Just days after the World Health Organization declared COVID-19 a global pandemic, almost all the employees at Google LLC, Facebook Inc., Twitter Inc. and Shopify Inc. were sent home, with no word on when they would be allowed to return to their perk-filled offices. Two months later, Google and Facebook extended their work-from-home policies until 2021. Twitter chief executive Jack Dorsey tweeted in mid-May that employees who can work remotely will be allowed to do so forever. 

It seems the future of work is shaping up to be a remote one for a staggering number of white-collar workers. Anyone armed with sufficient internet speed and a working laptop could potentially set up anywhere they liked. Even small companies would suddenly have access to a global talent pool, no longer needing to demarcate their hiring boundaries by geography. 

A win for all, in theory. But the reality would be riddled with myriad legal, technical and security complications. According to experts there are five major issues to consider:

1. Processing Payroll Taxes in a Foreign Jurisdiction
This is the  is the biggest issue companies will encounter when hiring abroad, according to Donald Dowling, a partner at U.S.-based law firm Littler Mendelson PC. “If you’re an American company hiring a data scientist in Estonia, then Estonian employment laws apply,” he said. “You have to report their income to Estonian tax authorities; you can’t just put them on the U.S. payroll.” 

2. Foreign Employees are Subject to Local Employment Laws
A company would also have to give foreign employees all the benefits that come with living in their jurisdiction. “I’ve seen a number of cases of employees for American companies in France asking for maternity leave, paid sick days, vacation time and hours according to French employment law, which they are entitled to, but those companies would not have wanted to (give them that),” Dowling said.

3. Data Security
Remote workers are easier targets for hackers because they are less likely to have the same kind of encryption protocols as employees back at the office. In particular, heightened security protocols exist when data travels between foreign and domestic servers, assuming a worker abroad is communicating with a domestic team on a daily basis.

4. Overhauling Existing Compensation Structures
According to Eddy Ng, a professor of management and organizational behavior at Bucknell University in Lewisburg, Pa, “If you’re out in the Prairies, and you’re no longer paying for commuting and living in downtown Toronto, of course, your employer is going to start arguing that your own costs have gone down, and, therefore, your compensation could come down.” 

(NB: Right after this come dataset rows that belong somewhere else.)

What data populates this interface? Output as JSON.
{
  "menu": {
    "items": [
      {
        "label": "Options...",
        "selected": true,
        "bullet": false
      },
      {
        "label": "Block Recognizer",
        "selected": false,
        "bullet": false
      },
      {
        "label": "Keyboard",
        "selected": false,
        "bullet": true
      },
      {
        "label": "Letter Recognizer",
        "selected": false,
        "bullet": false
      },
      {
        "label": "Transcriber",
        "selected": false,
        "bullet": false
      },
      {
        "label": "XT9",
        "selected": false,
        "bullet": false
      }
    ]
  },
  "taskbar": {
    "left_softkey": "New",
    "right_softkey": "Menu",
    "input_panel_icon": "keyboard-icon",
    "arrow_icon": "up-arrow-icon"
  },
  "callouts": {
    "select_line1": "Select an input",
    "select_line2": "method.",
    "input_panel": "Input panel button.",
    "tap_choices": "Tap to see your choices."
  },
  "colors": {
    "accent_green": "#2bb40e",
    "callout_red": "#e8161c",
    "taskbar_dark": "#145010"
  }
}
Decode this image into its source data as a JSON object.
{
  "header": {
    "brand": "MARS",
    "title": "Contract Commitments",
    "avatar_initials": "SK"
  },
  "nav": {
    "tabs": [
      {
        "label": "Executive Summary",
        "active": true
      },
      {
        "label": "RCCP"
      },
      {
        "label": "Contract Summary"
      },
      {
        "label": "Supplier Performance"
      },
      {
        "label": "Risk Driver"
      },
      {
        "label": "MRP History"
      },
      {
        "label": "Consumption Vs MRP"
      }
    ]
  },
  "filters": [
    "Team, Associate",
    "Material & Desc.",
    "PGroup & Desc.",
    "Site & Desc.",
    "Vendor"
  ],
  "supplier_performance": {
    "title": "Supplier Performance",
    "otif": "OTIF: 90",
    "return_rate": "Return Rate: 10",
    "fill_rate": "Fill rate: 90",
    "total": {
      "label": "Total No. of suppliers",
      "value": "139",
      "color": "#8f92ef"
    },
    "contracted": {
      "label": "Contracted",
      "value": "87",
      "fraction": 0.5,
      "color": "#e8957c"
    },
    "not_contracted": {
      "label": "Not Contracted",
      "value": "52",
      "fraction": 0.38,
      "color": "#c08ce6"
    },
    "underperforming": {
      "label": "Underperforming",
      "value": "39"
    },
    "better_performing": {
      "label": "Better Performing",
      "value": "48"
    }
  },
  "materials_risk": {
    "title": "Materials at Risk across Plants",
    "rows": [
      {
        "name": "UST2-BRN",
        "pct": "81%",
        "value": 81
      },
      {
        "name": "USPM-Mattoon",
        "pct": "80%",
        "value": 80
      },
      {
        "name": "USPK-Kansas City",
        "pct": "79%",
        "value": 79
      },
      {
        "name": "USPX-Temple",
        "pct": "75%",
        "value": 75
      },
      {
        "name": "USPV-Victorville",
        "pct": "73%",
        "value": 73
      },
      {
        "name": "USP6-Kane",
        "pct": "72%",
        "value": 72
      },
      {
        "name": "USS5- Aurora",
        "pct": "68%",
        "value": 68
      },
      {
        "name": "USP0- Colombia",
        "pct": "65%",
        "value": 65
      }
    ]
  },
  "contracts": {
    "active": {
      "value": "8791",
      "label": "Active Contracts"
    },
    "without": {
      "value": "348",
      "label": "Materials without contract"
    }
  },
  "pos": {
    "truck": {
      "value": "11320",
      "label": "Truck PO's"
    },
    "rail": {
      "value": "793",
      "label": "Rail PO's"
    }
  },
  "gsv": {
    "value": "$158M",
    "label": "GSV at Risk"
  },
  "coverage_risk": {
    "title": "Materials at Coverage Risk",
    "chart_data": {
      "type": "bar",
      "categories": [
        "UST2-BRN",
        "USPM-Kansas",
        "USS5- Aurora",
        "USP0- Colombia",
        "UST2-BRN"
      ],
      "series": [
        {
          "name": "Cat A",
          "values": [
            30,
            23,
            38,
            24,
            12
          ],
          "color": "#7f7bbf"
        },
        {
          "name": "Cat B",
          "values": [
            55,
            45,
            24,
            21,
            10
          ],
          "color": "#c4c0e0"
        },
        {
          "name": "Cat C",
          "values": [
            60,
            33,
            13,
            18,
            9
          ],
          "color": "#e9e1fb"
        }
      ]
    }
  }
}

Many big Canadian companies, including the big banks, insurance firms and accountants, already provide a small stipend for employees to set up work-from-home offices. Canadians working from home can also claim a portion of some of their home expenses when filing their taxes. “You’re not going to see many companies wanting to maintain their downtown Toronto offices spaces at high rents, and yet providing technology, upgrades and stipends to their workers at home,” Ng said.

5. Establishing a Consistent Corporate Culture
As companies begin crafting a new way of working, they’ll also look at the elaborate perks they often use to attract employees. Google is famous for nap rooms, snacks, games stations and more. 

Jean McClellan, a partner at PWC Canada’s consulting practice,believes that such perks might attract individuals to a certain company, but her data show that office perks are ranked as “one of the lower incentive items.” “What we are hearing from employers, based on feedback from their employees, is that (employees) want a connection to purpose and meaningful work and that’s what drives retention,” she said. “If you can provide a job with meaning, is that maybe better than all of the bells and whistles?”

However, some perks can also help develop a particular corporate culture, which is more difficult to do if people are in far-flung locales and don’t often meet in person. 

Is Remote Working The Way of the Future?
Despite these complexities, Sara Sutton, the founder and chief executive of FlexJobs Corp., a job search company dedicated to remote work, said she’s seen an uptick in the number of companies offering increased flexibility in location when hiring.  “The interest in remote work had already been on the rise over the last 15 years or so,” she said. “This pandemic has just exacerbated the openness that both job seekers and employers have towards this way of working.”

The billion-dollar question, of course, is: Will remote work stay at current levels in a post-pandemic world? Ng is not particularly convinced that the majority of companies will go down the remote work path forever. 

Sutton, however is confident the trend will continue, because remote working offers an “emergency preparedness insurance” for employers. “I don’t think we are ever going to go back to the naive time where organizations were putting their head in the sand about remote work.”

Source: Financial Post